I recently attended a training. I will write the summary notes of that soon but first I need to own something…I’m a really bad attendee in trainings. Don’t get me wrong, I love to learn but I find myself struggling and frustrated frequently. So I’m taking the time to really reflect on why:
- I often make the statement “you may hate me after this session” when I share the neuroscience findings about how people learn best. Turns out, I hate myself too. I really struggle when I’m sitting in 90+ minutes of lecture and I want to do something. I find my mind wandering and unable to process the information. Then I get annoyed with myself for not having discipline to listen – even though I know that this delivery is not ideal.
- This internal battle then triggers my critical side of my personality. I know this is not a lovely part of my personality. Yet, I can’t stop the thoughts fast enough. “Is this really adding value?”, “Why don’t we cover x?”, etc So I try to re-focus them towards something productive (the next one).

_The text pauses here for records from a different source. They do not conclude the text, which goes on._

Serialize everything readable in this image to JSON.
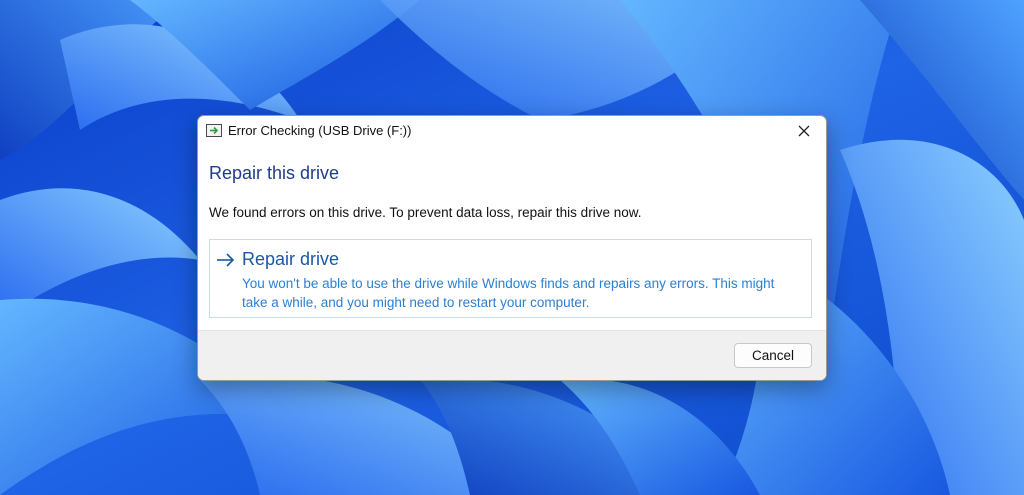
{
  "dialog": {
    "title": "Error Checking (USB Drive (F:))",
    "heading": "Repair this drive",
    "message": "We found errors on this drive. To prevent data loss, repair this drive now.",
    "command_link": {
      "title": "Repair drive",
      "description": "You won't be able to use the drive while Windows finds and repairs any errors. This might take a while, and you might need to restart your computer."
    },
    "cancel_label": "Cancel"
  },
  "icons": {
    "title": "drive-check-icon",
    "close": "close-icon",
    "command_arrow": "arrow-right-icon"
  },
  "colors": {
    "heading": "#1f3b8f",
    "link_title": "#1a58a6",
    "link_text": "#2c7fd2",
    "wallpaper_blue": "#1f63e6"
  }
}
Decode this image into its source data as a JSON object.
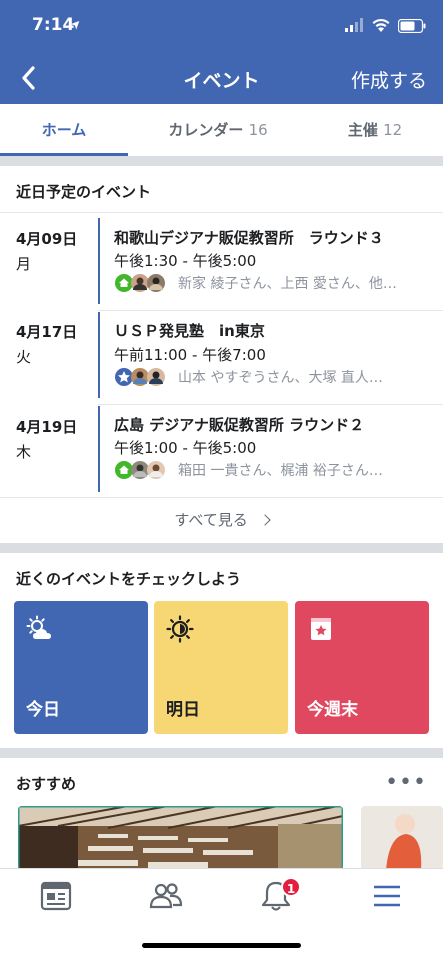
{
  "status_bar": {
    "time": "7:14",
    "location_arrow": "➤"
  },
  "nav": {
    "back_icon": "chevron-left-icon",
    "title": "イベント",
    "create": "作成する"
  },
  "tabs": [
    {
      "label": "ホーム",
      "count": ""
    },
    {
      "label": "カレンダー",
      "count": "16"
    },
    {
      "label": "主催",
      "count": "12"
    }
  ],
  "upcoming": {
    "title": "近日予定のイベント",
    "events": [
      {
        "date": "4月09日",
        "dow": "月",
        "title": "和歌山デジアナ販促教習所　ラウンド３",
        "time": "午後1:30 - 午後5:00",
        "guests": "新家 綾子さん、上西 愛さん、他…",
        "status_icon": "home-icon"
      },
      {
        "date": "4月17日",
        "dow": "火",
        "title": "ＵＳＰ発見塾　in東京",
        "time": "午前11:00 - 午後7:00",
        "guests": "山本 やすぞうさん、大塚 直人…",
        "status_icon": "star-icon"
      },
      {
        "date": "4月19日",
        "dow": "木",
        "title": "広島 デジアナ販促教習所 ラウンド２",
        "time": "午後1:00 - 午後5:00",
        "guests": "箱田 一貴さん、梶浦 裕子さん…",
        "status_icon": "home-icon"
      }
    ],
    "see_all": "すべて見る"
  },
  "nearby": {
    "title": "近くのイベントをチェックしよう",
    "cards": [
      {
        "label": "今日",
        "icon": "sun-cloud-icon",
        "color": "#4267b2"
      },
      {
        "label": "明日",
        "icon": "sun-icon",
        "color": "#f7d774"
      },
      {
        "label": "今週末",
        "icon": "calendar-star-icon",
        "color": "#e0485f"
      }
    ]
  },
  "recommended": {
    "title": "おすすめ",
    "more": "•••"
  },
  "tabbar": {
    "items": [
      "news-feed-icon",
      "friends-icon",
      "notifications-icon",
      "menu-icon"
    ],
    "badge": "1"
  },
  "colors": {
    "brand": "#4267b2",
    "separator": "#dadde1",
    "badge": "#e41e3f"
  }
}
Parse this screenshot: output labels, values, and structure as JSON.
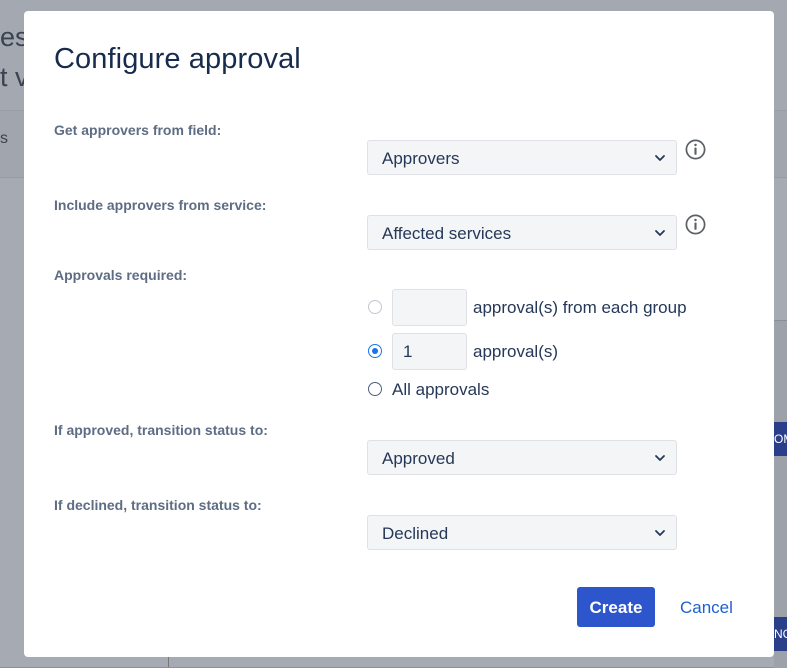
{
  "background": {
    "heading_line1": "es",
    "heading_line2": "t v",
    "sub_char": "s",
    "badge1": "OM",
    "badge2": "NC"
  },
  "modal": {
    "title": "Configure approval",
    "approvers_field": {
      "label": "Get approvers from field:",
      "value": "Approvers"
    },
    "approvers_service": {
      "label": "Include approvers from service:",
      "value": "Affected services"
    },
    "approvals_required": {
      "label": "Approvals required:",
      "options": [
        {
          "input_value": "",
          "text": "approval(s) from each group",
          "checked": false,
          "disabled": true
        },
        {
          "input_value": "1",
          "text": "approval(s)",
          "checked": true,
          "disabled": false
        },
        {
          "text": "All approvals",
          "checked": false,
          "disabled": false
        }
      ]
    },
    "approved_status": {
      "label": "If approved, transition status to:",
      "value": "Approved"
    },
    "declined_status": {
      "label": "If declined, transition status to:",
      "value": "Declined"
    },
    "create_label": "Create",
    "cancel_label": "Cancel"
  },
  "colors": {
    "primary": "#2d55cc",
    "link": "#1f5fd1",
    "title": "#172b4d",
    "label": "#5e6c84",
    "radio_checked": "#1a73e8"
  },
  "icons": [
    "chevron-down-icon",
    "info-icon"
  ]
}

- I’m constantly analyzing exercises. What works about this exercise? What is not working? How could I adapt this exercise? Is there another concept that would work for this exercise? Now this is not necessarily bad but for me, I start to loose focus on participating in the exercise, which is a distraction to my teammates. Also, do I really get the full impact of the exercise if I’m going meta immediately?
- It is no secret that I’m a talker. So I find it difficult to hear questions in the course and simply sit and listen. It’s not that I want to take over, I just want to participate. I’m wired that way. Thus, I’m constantly writing or trying to distract myself slightly so I don’t over participate or become an unwanted second trainer. This one I’m relatively good at checking but internally I’m feeling the struggle during the entire session.
As I write this all down, I feel embarrassed. I can logically know that this may apply to others; but for me, I feel the contradiction in being an advocate for learning but not being a very good student. Now I could argue, that I am a good student in the right environments but that feels like an excuse. I am not sure what the balance is but I do take ownership in my mindset during the session matters. I have no intention of lowering my standards of good training styles but I have to work on reducing my critical reactions to allow for maximum learning possible regardless of the environment.
What do you struggle with in training sessions?